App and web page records
★ ★ ★

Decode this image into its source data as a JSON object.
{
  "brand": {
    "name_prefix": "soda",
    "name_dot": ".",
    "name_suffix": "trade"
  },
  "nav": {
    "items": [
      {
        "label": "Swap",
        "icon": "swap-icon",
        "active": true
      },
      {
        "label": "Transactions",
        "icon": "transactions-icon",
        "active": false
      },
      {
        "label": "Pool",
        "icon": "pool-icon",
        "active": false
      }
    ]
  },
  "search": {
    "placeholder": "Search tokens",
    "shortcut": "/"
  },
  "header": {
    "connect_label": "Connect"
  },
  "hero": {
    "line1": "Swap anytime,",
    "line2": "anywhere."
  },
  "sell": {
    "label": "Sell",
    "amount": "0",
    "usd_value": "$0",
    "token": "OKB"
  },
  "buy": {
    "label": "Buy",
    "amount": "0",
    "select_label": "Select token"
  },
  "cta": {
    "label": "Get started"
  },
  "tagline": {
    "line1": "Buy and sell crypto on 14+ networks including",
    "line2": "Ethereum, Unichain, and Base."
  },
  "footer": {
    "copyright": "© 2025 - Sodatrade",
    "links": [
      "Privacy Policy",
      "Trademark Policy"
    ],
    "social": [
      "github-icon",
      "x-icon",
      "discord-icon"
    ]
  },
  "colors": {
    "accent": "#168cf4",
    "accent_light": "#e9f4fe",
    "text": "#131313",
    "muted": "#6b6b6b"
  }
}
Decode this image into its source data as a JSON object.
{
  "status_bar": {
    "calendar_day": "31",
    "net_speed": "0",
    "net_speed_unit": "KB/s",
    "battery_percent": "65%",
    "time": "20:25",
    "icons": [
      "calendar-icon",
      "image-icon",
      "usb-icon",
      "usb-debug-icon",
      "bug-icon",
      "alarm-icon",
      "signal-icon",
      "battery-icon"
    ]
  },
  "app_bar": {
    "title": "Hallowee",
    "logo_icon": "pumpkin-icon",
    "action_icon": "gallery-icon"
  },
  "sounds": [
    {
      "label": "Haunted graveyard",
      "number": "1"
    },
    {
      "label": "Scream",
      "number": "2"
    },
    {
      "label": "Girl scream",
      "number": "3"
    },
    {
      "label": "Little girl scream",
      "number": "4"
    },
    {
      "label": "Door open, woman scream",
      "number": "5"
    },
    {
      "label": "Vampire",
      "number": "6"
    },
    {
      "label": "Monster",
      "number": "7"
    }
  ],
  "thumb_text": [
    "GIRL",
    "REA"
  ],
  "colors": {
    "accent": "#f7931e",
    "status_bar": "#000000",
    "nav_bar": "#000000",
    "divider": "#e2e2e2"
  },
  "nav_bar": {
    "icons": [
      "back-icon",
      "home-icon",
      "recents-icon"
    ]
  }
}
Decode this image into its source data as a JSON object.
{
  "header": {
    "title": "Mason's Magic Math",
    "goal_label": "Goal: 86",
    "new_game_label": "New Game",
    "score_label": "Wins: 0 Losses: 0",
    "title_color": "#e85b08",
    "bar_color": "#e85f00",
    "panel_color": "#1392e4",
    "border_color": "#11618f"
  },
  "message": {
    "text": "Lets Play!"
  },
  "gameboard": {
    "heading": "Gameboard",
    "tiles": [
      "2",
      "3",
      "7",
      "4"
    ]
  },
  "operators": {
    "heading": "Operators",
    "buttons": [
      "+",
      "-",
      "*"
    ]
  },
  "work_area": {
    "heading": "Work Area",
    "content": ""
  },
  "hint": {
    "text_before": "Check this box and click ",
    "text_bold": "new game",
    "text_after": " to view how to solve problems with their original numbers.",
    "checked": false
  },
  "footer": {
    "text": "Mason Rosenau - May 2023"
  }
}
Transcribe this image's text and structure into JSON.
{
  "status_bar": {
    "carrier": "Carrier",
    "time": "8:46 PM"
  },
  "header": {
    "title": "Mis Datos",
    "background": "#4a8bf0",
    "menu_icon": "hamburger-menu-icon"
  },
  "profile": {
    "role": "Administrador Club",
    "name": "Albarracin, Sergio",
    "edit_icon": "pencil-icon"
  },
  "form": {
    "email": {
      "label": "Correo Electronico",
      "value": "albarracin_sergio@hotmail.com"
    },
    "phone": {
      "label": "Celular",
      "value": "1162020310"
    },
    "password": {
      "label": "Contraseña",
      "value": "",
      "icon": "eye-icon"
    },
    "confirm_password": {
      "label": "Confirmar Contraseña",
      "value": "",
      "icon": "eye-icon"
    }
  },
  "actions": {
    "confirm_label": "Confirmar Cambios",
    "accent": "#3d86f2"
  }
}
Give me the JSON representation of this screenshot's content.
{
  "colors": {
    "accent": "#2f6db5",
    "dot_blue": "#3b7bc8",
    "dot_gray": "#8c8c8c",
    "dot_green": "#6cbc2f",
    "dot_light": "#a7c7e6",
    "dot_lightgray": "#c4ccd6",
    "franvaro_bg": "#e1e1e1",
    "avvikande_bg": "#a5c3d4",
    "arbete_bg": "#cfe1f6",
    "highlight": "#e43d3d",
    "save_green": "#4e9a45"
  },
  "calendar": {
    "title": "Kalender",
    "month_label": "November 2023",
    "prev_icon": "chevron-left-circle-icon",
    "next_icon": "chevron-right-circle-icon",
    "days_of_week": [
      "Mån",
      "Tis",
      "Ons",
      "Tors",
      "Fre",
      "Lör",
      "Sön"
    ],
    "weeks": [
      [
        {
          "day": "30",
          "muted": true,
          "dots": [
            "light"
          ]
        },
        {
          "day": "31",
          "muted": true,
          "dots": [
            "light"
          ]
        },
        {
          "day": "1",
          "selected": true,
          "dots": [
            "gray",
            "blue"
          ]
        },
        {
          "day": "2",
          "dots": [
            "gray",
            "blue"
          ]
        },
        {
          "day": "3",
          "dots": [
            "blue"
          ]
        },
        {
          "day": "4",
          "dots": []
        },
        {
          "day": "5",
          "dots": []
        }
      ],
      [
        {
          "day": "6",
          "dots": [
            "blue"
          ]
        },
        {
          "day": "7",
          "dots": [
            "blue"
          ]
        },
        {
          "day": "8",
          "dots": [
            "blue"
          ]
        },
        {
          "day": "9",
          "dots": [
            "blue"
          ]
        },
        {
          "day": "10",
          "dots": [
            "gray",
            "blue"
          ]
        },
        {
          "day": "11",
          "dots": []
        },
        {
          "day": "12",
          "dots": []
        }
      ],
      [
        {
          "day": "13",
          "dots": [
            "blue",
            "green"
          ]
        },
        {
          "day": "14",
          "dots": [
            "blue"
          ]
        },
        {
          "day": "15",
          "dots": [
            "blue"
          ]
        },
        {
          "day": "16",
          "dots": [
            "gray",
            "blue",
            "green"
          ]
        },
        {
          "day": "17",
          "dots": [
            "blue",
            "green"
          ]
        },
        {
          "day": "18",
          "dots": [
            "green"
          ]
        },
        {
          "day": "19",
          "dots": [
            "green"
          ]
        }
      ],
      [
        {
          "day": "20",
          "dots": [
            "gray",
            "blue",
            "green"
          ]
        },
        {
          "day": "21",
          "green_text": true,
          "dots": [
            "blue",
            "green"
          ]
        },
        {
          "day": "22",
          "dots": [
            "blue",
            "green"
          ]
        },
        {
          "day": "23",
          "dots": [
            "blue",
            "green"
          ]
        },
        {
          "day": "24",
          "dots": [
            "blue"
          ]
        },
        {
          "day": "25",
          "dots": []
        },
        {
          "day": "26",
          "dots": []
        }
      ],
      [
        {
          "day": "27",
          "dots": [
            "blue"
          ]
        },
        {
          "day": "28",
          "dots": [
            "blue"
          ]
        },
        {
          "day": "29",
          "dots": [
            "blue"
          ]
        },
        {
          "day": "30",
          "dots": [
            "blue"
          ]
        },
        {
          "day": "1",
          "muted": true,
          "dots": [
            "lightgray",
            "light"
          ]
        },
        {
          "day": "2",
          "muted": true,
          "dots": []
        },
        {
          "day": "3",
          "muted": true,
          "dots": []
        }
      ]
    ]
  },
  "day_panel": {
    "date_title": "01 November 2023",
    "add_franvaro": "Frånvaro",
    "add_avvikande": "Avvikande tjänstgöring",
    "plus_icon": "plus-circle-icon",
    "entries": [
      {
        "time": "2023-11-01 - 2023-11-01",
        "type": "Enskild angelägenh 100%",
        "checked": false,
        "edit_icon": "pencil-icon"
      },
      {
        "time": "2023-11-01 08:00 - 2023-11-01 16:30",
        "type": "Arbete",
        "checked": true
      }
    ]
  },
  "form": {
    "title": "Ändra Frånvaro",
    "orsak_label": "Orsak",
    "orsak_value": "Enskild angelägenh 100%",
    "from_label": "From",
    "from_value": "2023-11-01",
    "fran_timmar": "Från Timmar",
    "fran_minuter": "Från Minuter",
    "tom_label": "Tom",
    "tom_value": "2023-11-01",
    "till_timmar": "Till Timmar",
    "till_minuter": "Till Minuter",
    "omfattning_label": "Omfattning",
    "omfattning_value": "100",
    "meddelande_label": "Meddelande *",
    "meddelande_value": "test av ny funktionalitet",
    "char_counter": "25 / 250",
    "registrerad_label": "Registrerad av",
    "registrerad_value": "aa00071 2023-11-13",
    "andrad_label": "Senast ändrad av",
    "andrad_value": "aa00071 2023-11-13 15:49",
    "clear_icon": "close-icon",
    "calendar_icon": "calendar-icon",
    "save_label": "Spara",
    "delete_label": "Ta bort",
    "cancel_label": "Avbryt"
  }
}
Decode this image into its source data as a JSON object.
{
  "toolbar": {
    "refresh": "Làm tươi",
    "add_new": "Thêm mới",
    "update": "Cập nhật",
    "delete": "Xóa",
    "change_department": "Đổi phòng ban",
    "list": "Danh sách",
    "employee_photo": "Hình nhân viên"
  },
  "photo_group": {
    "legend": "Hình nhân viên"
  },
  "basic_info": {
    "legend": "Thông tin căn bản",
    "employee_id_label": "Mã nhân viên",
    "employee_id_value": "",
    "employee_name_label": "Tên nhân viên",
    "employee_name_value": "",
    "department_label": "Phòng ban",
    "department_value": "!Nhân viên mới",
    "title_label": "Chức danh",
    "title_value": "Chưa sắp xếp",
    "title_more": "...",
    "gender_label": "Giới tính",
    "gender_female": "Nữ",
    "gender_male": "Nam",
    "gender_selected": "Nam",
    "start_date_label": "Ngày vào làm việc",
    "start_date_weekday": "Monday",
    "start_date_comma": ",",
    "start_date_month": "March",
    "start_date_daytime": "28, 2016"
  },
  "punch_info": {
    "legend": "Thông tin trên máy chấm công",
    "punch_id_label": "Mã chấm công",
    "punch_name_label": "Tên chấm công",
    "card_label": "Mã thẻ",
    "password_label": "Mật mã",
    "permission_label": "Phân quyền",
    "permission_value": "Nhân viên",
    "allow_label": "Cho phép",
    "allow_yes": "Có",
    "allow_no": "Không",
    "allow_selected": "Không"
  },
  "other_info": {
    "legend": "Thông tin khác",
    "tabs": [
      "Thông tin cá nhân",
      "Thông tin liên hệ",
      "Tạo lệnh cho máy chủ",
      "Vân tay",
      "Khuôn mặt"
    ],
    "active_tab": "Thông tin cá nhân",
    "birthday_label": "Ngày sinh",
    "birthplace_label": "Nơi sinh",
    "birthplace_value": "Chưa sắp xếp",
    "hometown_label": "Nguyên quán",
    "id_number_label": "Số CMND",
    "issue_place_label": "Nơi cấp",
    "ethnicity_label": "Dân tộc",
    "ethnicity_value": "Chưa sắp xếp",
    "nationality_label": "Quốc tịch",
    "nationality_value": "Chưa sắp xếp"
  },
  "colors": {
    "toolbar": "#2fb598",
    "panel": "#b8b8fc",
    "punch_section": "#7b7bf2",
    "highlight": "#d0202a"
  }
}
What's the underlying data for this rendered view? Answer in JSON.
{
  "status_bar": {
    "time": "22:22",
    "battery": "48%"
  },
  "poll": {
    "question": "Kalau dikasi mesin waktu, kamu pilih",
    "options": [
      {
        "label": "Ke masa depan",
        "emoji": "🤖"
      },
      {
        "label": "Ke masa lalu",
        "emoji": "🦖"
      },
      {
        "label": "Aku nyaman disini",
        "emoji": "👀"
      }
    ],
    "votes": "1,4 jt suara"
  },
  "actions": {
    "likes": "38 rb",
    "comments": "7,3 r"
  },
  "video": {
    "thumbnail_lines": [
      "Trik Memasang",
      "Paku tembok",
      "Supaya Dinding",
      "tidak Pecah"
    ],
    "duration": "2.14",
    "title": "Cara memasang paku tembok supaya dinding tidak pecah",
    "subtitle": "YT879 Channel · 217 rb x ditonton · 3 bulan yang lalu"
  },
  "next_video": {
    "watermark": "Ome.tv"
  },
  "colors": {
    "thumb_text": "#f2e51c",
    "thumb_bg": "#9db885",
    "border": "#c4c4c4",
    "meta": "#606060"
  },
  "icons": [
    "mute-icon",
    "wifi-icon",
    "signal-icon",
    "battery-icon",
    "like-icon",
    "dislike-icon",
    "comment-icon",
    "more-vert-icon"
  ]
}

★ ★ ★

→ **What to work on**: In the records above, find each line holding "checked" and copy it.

→ **Exercise answer**:
    "checked": false
        "checked": false,
        "checked": true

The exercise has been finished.